=== PROBLEM ===
Could you output each record below exactly as it stands and leave the pictures out?

=== DATASET ===
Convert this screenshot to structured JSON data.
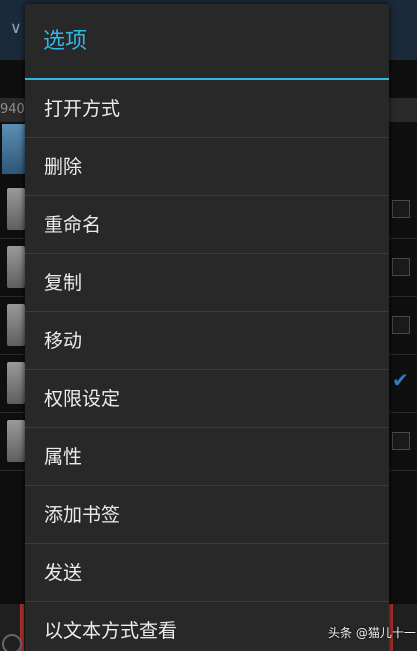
{
  "background": {
    "path_fragment": "940"
  },
  "dialog": {
    "title": "选项",
    "items": [
      {
        "label": "打开方式"
      },
      {
        "label": "删除"
      },
      {
        "label": "重命名"
      },
      {
        "label": "复制"
      },
      {
        "label": "移动"
      },
      {
        "label": "权限设定"
      },
      {
        "label": "属性"
      },
      {
        "label": "添加书签"
      },
      {
        "label": "发送"
      },
      {
        "label": "以文本方式查看"
      }
    ]
  },
  "watermark": "头条 @猫儿十一",
  "colors": {
    "accent": "#33b5e5",
    "dialog_bg": "#282829",
    "text": "#ececec"
  }
}
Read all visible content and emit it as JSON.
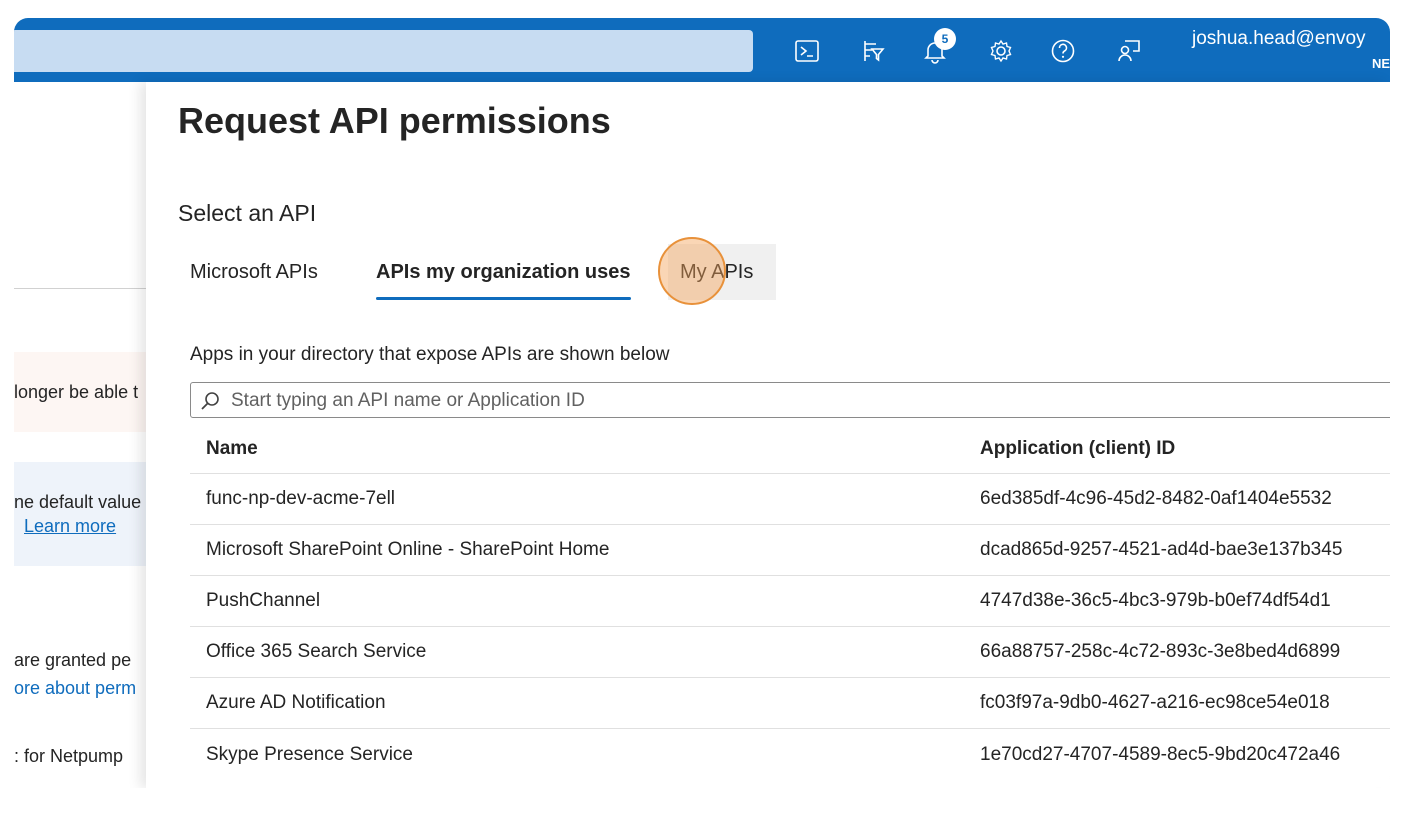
{
  "topbar": {
    "notification_count": "5",
    "user_email": "joshua.head@envoy",
    "tenant": "NE",
    "icons": [
      "cloud-shell-icon",
      "directory-filter-icon",
      "notification-icon",
      "settings-icon",
      "help-icon",
      "feedback-icon"
    ],
    "accent_color": "#0f6cbd"
  },
  "background": {
    "line1": "longer be able t",
    "line2": "ne default value",
    "line3": "Learn more",
    "line4": "are granted pe",
    "line5": "ore about perm",
    "line6": ": for Netpump"
  },
  "panel": {
    "title": "Request API permissions",
    "select_label": "Select an API",
    "tabs": [
      {
        "label": "Microsoft APIs"
      },
      {
        "label": "APIs my organization uses"
      },
      {
        "label": "My APIs"
      }
    ],
    "subtitle": "Apps in your directory that expose APIs are shown below",
    "search_placeholder": "Start typing an API name or Application ID",
    "table": {
      "headers": [
        "Name",
        "Application (client) ID"
      ],
      "rows": [
        {
          "name": "func-np-dev-acme-7ell",
          "id": "6ed385df-4c96-45d2-8482-0af1404e5532"
        },
        {
          "name": "Microsoft SharePoint Online - SharePoint Home",
          "id": "dcad865d-9257-4521-ad4d-bae3e137b345"
        },
        {
          "name": "PushChannel",
          "id": "4747d38e-36c5-4bc3-979b-b0ef74df54d1"
        },
        {
          "name": "Office 365 Search Service",
          "id": "66a88757-258c-4c72-893c-3e8bed4d6899"
        },
        {
          "name": "Azure AD Notification",
          "id": "fc03f97a-9db0-4627-a216-ec98ce54e018"
        },
        {
          "name": "Skype Presence Service",
          "id": "1e70cd27-4707-4589-8ec5-9bd20c472a46"
        }
      ]
    }
  }
}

=== FINISHED EXERCISE ===
Convert this screenshot to structured JSON data.
{
  "background": {
    "path_fragment": "940"
  },
  "dialog": {
    "title": "选项",
    "items": [
      {
        "label": "打开方式"
      },
      {
        "label": "删除"
      },
      {
        "label": "重命名"
      },
      {
        "label": "复制"
      },
      {
        "label": "移动"
      },
      {
        "label": "权限设定"
      },
      {
        "label": "属性"
      },
      {
        "label": "添加书签"
      },
      {
        "label": "发送"
      },
      {
        "label": "以文本方式查看"
      }
    ]
  },
  "watermark": "头条 @猫儿十一",
  "colors": {
    "accent": "#33b5e5",
    "dialog_bg": "#282829",
    "text": "#ececec"
  }
}
Read all visible content and emit it as JSON.
{
  "topbar": {
    "notification_count": "5",
    "user_email": "joshua.head@envoy",
    "tenant": "NE",
    "icons": [
      "cloud-shell-icon",
      "directory-filter-icon",
      "notification-icon",
      "settings-icon",
      "help-icon",
      "feedback-icon"
    ],
    "accent_color": "#0f6cbd"
  },
  "background": {
    "line1": "longer be able t",
    "line2": "ne default value",
    "line3": "Learn more",
    "line4": "are granted pe",
    "line5": "ore about perm",
    "line6": ": for Netpump"
  },
  "panel": {
    "title": "Request API permissions",
    "select_label": "Select an API",
    "tabs": [
      {
        "label": "Microsoft APIs"
      },
      {
        "label": "APIs my organization uses"
      },
      {
        "label": "My APIs"
      }
    ],
    "subtitle": "Apps in your directory that expose APIs are shown below",
    "search_placeholder": "Start typing an API name or Application ID",
    "table": {
      "headers": [
        "Name",
        "Application (client) ID"
      ],
      "rows": [
        {
          "name": "func-np-dev-acme-7ell",
          "id": "6ed385df-4c96-45d2-8482-0af1404e5532"
        },
        {
          "name": "Microsoft SharePoint Online - SharePoint Home",
          "id": "dcad865d-9257-4521-ad4d-bae3e137b345"
        },
        {
          "name": "PushChannel",
          "id": "4747d38e-36c5-4bc3-979b-b0ef74df54d1"
        },
        {
          "name": "Office 365 Search Service",
          "id": "66a88757-258c-4c72-893c-3e8bed4d6899"
        },
        {
          "name": "Azure AD Notification",
          "id": "fc03f97a-9db0-4627-a216-ec98ce54e018"
        },
        {
          "name": "Skype Presence Service",
          "id": "1e70cd27-4707-4589-8ec5-9bd20c472a46"
        }
      ]
    }
  }
}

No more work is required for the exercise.